## Your instructions
Word for word, copy all the data and drop the pictures.

## App and web page records
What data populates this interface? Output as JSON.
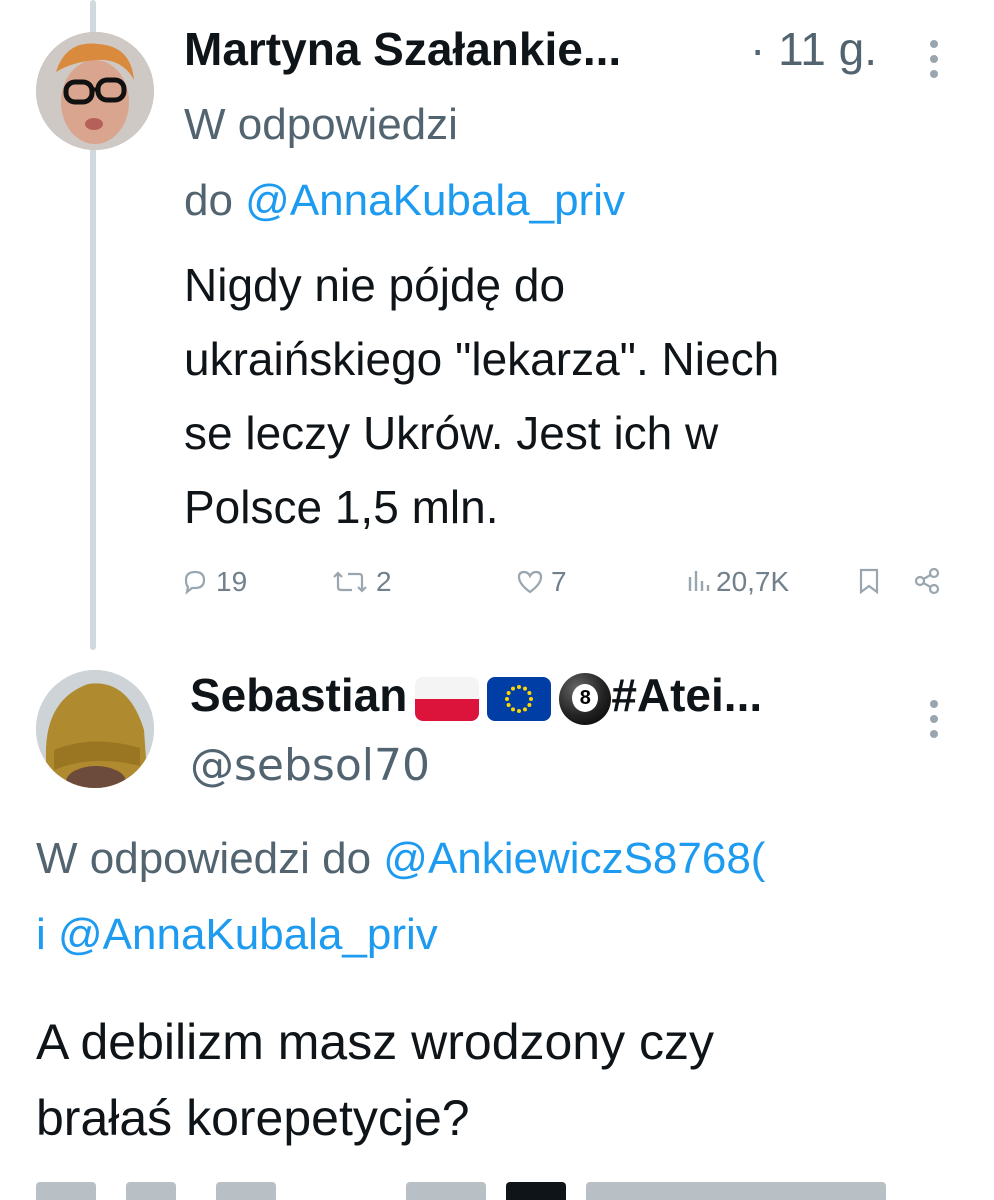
{
  "tweet1": {
    "display_name": "Martyna Szałankie...",
    "time": "· 11 g.",
    "reply_label": "W odpowiedzi",
    "reply_to_prefix": "do ",
    "reply_mention": "@AnnaKubala_priv",
    "text_lines": [
      "Nigdy nie pójdę do",
      "ukraińskiego \"lekarza\". Niech",
      "se leczy Ukrów. Jest ich w",
      "Polsce 1,5 mln."
    ],
    "replies": "19",
    "reposts": "2",
    "likes": "7",
    "views": "20,7K"
  },
  "tweet2": {
    "display_name": "Sebastian",
    "name_suffix": "#Atei...",
    "name_emojis": [
      "flag-poland",
      "flag-eu",
      "pool-8-ball"
    ],
    "ball_number": "8",
    "handle": "@sebsol70",
    "reply_prefix": "W odpowiedzi do ",
    "reply_mention1": "@AnkiewiczS8768(",
    "reply_and": "i ",
    "reply_mention2": "@AnnaKubala_priv",
    "text_lines": [
      "A debilizm masz wrodzony czy",
      "brałaś korepetycje?"
    ]
  },
  "colors": {
    "text": "#0f1419",
    "secondary": "#536471",
    "accent": "#1d9bf0",
    "icon": "#71808b"
  }
}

## Solution
What data populates this interface? Output as JSON.
{
  "tweet1": {
    "display_name": "Martyna Szałankie...",
    "time": "· 11 g.",
    "reply_label": "W odpowiedzi",
    "reply_to_prefix": "do ",
    "reply_mention": "@AnnaKubala_priv",
    "text_lines": [
      "Nigdy nie pójdę do",
      "ukraińskiego \"lekarza\". Niech",
      "se leczy Ukrów. Jest ich w",
      "Polsce 1,5 mln."
    ],
    "replies": "19",
    "reposts": "2",
    "likes": "7",
    "views": "20,7K"
  },
  "tweet2": {
    "display_name": "Sebastian",
    "name_suffix": "#Atei...",
    "name_emojis": [
      "flag-poland",
      "flag-eu",
      "pool-8-ball"
    ],
    "ball_number": "8",
    "handle": "@sebsol70",
    "reply_prefix": "W odpowiedzi do ",
    "reply_mention1": "@AnkiewiczS8768(",
    "reply_and": "i ",
    "reply_mention2": "@AnnaKubala_priv",
    "text_lines": [
      "A debilizm masz wrodzony czy",
      "brałaś korepetycje?"
    ]
  },
  "colors": {
    "text": "#0f1419",
    "secondary": "#536471",
    "accent": "#1d9bf0",
    "icon": "#71808b"
  }
}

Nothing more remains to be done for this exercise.